Shooter Jennings is quietly one of the most interesting cats in the music industry, working to stretch our understanding of what country can be. He's been on the Vans Warped Tour, put out a spoken word record, and recently released a recording of Ron Jeremy noodling around on the piano for Record Store Day. His newest endeavor is Countach (for Giorgio) out in November, an EP consisting of two tracks written by the indomitable Giorgio Moroder, meant to be paired with Shooter's For George EP out August 5, which features the country-rock star taking on classics from George Jones' discography. The song sees its official release tomorrow on his label Black Country Rock.
Says Shooter about the song:
The truth about Countach (for Giorgio), my EP coming later this year that is a tribute to Giorgio Moroder, is that it wouldn't exist if Daft Punk had not included Giorgio on their latest album. As a kid Giorgio shaped my life without knowing it. Producing and composing some of the most influential works in the culture of the 70's and 80's, he defined a sound that was so copied and imitated that the mainstream became saturated with it. This sound was something I always just assumed was the sound of the 80's. From "The Neverending Story" and "Top Gun" to "Cat People" and "Chase" (From the Midnight Express soundtrack which also doubled as the theme song for Art Bell's 'Coast-to-Coast AM'), these songs penetrated my head and influenced my sound. I loved the use of the DX7 synthesizers and the drum machines. It wasn't so much the instruments, it was his choices.
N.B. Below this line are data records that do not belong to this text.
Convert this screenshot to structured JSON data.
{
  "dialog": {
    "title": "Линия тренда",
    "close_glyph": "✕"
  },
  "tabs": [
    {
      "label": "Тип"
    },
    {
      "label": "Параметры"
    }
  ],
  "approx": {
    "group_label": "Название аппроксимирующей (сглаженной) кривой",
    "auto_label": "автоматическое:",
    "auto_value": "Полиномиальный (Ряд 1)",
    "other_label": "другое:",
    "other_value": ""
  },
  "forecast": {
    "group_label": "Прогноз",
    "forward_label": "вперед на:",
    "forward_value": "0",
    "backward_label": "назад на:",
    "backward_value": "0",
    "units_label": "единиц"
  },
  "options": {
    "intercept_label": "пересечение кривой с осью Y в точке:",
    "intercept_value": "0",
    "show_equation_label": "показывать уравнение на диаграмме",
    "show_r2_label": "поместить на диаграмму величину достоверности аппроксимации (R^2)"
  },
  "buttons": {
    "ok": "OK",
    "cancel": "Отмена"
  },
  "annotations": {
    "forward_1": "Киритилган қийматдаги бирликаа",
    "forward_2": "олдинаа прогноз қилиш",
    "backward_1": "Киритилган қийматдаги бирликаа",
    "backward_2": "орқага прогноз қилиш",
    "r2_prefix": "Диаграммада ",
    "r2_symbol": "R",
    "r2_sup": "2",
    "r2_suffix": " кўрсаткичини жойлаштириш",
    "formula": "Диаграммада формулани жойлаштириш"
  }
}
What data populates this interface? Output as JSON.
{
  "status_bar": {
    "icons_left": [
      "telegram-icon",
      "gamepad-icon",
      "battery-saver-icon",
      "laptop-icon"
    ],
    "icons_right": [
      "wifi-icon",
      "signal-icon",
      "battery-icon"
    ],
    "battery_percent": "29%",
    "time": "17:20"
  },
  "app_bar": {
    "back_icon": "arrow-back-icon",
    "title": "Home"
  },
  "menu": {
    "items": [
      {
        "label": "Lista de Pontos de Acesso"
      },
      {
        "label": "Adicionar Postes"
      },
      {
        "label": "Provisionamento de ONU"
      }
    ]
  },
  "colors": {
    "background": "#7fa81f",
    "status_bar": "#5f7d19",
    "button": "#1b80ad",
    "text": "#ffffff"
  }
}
Once I heard Random Access Memories, I googled Giorgio and connected all those dots. Along the line, I had never realized that one man was responsible for so much music that I loved. I quickly became an avid fan of his solo records, and one day as I was working on my tribute EP for George Jones, it hit me that I should also do one to Giorgio. It just seemed like a perfect idea. So I began recording the album. I began to tie the two albums together, using DX7s and Linn Drums for the George record, and using more traditional country instruments for the Giorgio record. aking the opposite approaches for the appropriate sound made it fun, challenging, and allowed for some great new ideas to come to life.
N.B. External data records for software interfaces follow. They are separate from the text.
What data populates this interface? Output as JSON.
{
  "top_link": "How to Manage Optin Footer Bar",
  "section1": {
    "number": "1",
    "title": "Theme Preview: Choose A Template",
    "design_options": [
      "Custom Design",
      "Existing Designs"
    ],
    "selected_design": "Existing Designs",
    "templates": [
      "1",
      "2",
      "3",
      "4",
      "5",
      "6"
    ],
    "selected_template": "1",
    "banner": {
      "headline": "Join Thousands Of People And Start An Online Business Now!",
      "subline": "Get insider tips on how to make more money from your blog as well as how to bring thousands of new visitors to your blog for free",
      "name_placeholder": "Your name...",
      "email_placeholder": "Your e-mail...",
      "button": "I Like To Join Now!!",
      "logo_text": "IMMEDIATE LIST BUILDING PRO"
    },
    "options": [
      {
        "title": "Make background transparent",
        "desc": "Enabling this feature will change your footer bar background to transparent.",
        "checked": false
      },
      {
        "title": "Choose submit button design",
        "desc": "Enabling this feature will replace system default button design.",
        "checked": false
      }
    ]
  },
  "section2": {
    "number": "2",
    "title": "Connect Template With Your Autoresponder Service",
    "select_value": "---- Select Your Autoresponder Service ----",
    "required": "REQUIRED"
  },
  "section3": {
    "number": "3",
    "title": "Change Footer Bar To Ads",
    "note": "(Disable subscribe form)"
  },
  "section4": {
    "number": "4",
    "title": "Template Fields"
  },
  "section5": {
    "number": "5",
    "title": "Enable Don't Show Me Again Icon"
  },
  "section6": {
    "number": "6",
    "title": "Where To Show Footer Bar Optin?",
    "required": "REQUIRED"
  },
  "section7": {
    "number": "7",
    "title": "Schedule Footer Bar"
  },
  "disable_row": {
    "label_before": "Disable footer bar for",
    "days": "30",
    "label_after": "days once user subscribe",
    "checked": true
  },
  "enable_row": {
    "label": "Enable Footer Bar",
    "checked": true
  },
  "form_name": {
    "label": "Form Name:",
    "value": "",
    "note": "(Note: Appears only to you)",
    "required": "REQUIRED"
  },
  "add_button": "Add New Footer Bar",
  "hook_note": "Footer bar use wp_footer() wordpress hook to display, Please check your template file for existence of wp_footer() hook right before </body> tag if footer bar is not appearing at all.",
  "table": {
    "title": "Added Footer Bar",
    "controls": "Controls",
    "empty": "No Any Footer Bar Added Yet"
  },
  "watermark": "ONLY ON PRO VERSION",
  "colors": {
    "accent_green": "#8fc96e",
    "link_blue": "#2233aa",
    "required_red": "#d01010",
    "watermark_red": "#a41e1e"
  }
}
I'm very proud of the Giorgio EP and I can't wait for folks to hear it. n the meantime, I'm very excited to share "I'm Left, You're Right, She's Gone" with the world and hope maybe it'll reach Giorgio someday and I'll get to have a conversation with him. Then he can file a restraining order on me.